Contrary to what is commonly assumed, the five offerings described in the beginning of the Book of Leviticus are not meant for sin atonement. While some of them portray acknowledgment and confession of sin, others are simply statements of thankfulness, gratefulness, praise, and dedication. The main atonement offering in the Levitical system is what is called the 'Tamid', the daily perpetual morning and evening offering (Leviticus 6:8-13).
Like two book ends, the 'Tamid' opened the day's offerings, and closed it. These two offerings are the foundation of the two main prayer services in the Temple, and are still today the origins of synagogue services. When Luke in the Book of Acts mentions, And day by day, attending the temple together and breaking bread in their homes … (Acts 2:46), he says that the disciples attended these services based around a lamb offering. Peter and John are also mentioned going to the temple’s evening service (Acts 3:1). This teaches us that the disciples continued to attend Temple services and liturgies after Yeshua’s resurrection.
The two lambs offered one in the morning and one in the evening provided a continual 'lamb' presence on the altar before God. Those who did not come to the Temple prayed in synchronicity in their homes facing Jerusalem.

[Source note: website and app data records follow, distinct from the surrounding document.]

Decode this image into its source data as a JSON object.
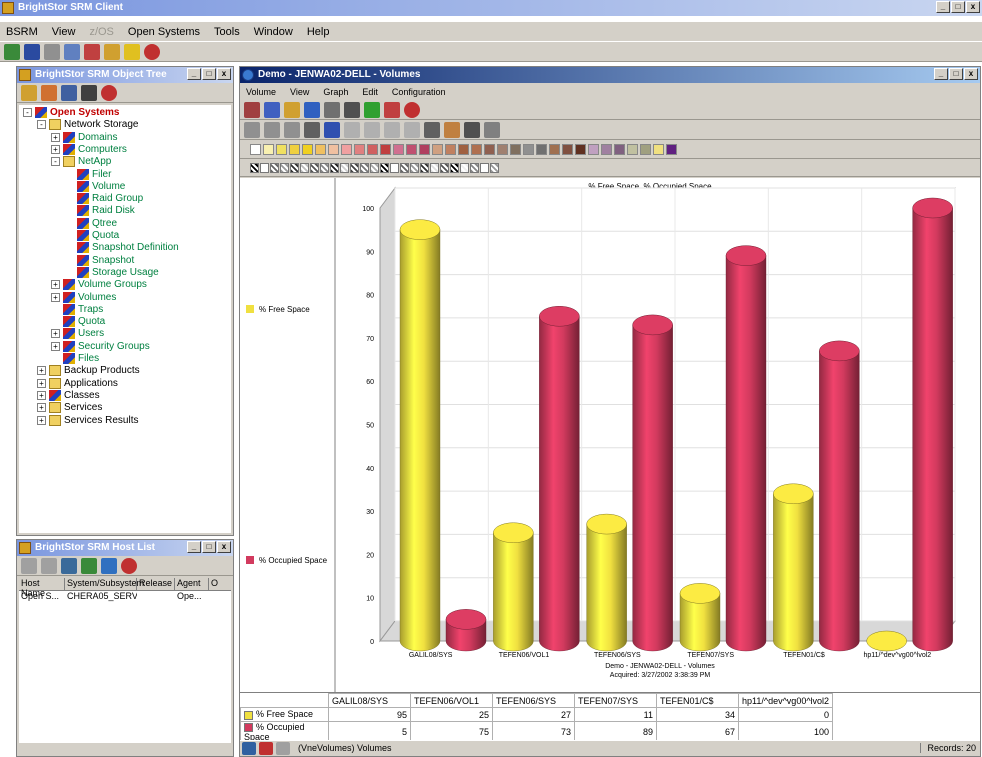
{
  "app": {
    "title": "BrightStor SRM Client",
    "menu": [
      "BSRM",
      "View",
      "z/OS",
      "Open Systems",
      "Tools",
      "Window",
      "Help"
    ]
  },
  "object_tree": {
    "title": "BrightStor SRM Object Tree",
    "items": [
      {
        "label": "Open Systems",
        "level": 0,
        "style": "root",
        "exp": "-"
      },
      {
        "label": "Network Storage",
        "level": 1,
        "style": "folder",
        "exp": "-"
      },
      {
        "label": "Domains",
        "level": 2,
        "style": "node",
        "exp": "+"
      },
      {
        "label": "Computers",
        "level": 2,
        "style": "node",
        "exp": "+"
      },
      {
        "label": "NetApp",
        "level": 2,
        "style": "folder",
        "exp": "-"
      },
      {
        "label": "Filer",
        "level": 3,
        "style": "node",
        "exp": ""
      },
      {
        "label": "Volume",
        "level": 3,
        "style": "node",
        "exp": ""
      },
      {
        "label": "Raid Group",
        "level": 3,
        "style": "node",
        "exp": ""
      },
      {
        "label": "Raid Disk",
        "level": 3,
        "style": "node",
        "exp": ""
      },
      {
        "label": "Qtree",
        "level": 3,
        "style": "node",
        "exp": ""
      },
      {
        "label": "Quota",
        "level": 3,
        "style": "node",
        "exp": ""
      },
      {
        "label": "Snapshot Definition",
        "level": 3,
        "style": "node",
        "exp": ""
      },
      {
        "label": "Snapshot",
        "level": 3,
        "style": "node",
        "exp": ""
      },
      {
        "label": "Storage Usage",
        "level": 3,
        "style": "node",
        "exp": ""
      },
      {
        "label": "Volume Groups",
        "level": 2,
        "style": "node",
        "exp": "+"
      },
      {
        "label": "Volumes",
        "level": 2,
        "style": "node",
        "exp": "+"
      },
      {
        "label": "Traps",
        "level": 2,
        "style": "node",
        "exp": ""
      },
      {
        "label": "Quota",
        "level": 2,
        "style": "node",
        "exp": ""
      },
      {
        "label": "Users",
        "level": 2,
        "style": "node",
        "exp": "+"
      },
      {
        "label": "Security Groups",
        "level": 2,
        "style": "node",
        "exp": "+"
      },
      {
        "label": "Files",
        "level": 2,
        "style": "node",
        "exp": ""
      },
      {
        "label": "Backup Products",
        "level": 1,
        "style": "folder",
        "exp": "+"
      },
      {
        "label": "Applications",
        "level": 1,
        "style": "folder",
        "exp": "+"
      },
      {
        "label": "Classes",
        "level": 1,
        "style": "node",
        "exp": "+"
      },
      {
        "label": "Services",
        "level": 1,
        "style": "folder",
        "exp": "+"
      },
      {
        "label": "Services Results",
        "level": 1,
        "style": "folder",
        "exp": "+"
      }
    ]
  },
  "host_list": {
    "title": "BrightStor SRM Host List",
    "columns": [
      "Host Name",
      "System/Subsystem",
      "Release",
      "Agent",
      "O"
    ],
    "rows": [
      [
        "Open S...",
        "CHERA05_SERV...",
        "",
        "Ope...",
        ""
      ]
    ]
  },
  "chart_window": {
    "title": "Demo - JENWA02-DELL - Volumes",
    "menu": [
      "Volume",
      "View",
      "Graph",
      "Edit",
      "Configuration"
    ]
  },
  "chart_data": {
    "type": "bar",
    "title": "% Free Space, % Occupied Space",
    "categories": [
      "GALIL08/SYS",
      "TEFEN06/VOL1",
      "TEFEN06/SYS",
      "TEFEN07/SYS",
      "TEFEN01/C$",
      "hp11/^dev^vg00^lvol2"
    ],
    "series": [
      {
        "name": "% Free Space",
        "values": [
          95,
          25,
          27,
          11,
          34,
          0
        ],
        "color": "#f0e040"
      },
      {
        "name": "% Occupied Space",
        "values": [
          5,
          75,
          73,
          89,
          67,
          100
        ],
        "color": "#d23a5e"
      }
    ],
    "ylim": [
      0,
      100
    ],
    "yticks": [
      0,
      10,
      20,
      30,
      40,
      50,
      60,
      70,
      80,
      90,
      100
    ],
    "footer_line1": "Demo - JENWA02-DELL - Volumes",
    "footer_line2": "Acquired: 3/27/2002 3:38:39 PM",
    "legend": "left"
  },
  "status": {
    "text": "(VneVolumes) Volumes",
    "records": "Records: 20"
  }
}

It is important now to notice that at His last Passover on earth, our Master was nailed to the cross at the very time the priests were offering the morning offering. Then all day while Yeshua was on the cross, throngs of locals and pilgrims offered their Passover lambs. The Mishnah records that at the end of the ordeal towards mid-afternoon, the High-priest who worked hard in the hot Jerusalem sun says, 'I thirst', and is offered a drink. He then exclaims, 'it is finished'. Our Master concurred these very words while on the cross then remitted His Spirit to His Father at the very time of the evening offering that closed the day's services (Mark 15:25,33,34). On that evening, as Yeshua was put in the tomb just before dusk, Jewish families put their striped and pieced unleavened breads in ovens.
The Tamid is therefore a perfect picture of the text in the Letter sent to the Messianic believers of Jerusalem, Consequently, he is able to save to the uttermost those who draw near to God through him, since he always lives to make intercession for them (Hebrews 7:25). Yeshua truly stands at the right hand of the Father always ready to intercede for us because, The prayer of a righteous person has great power as it is working (James 5:16).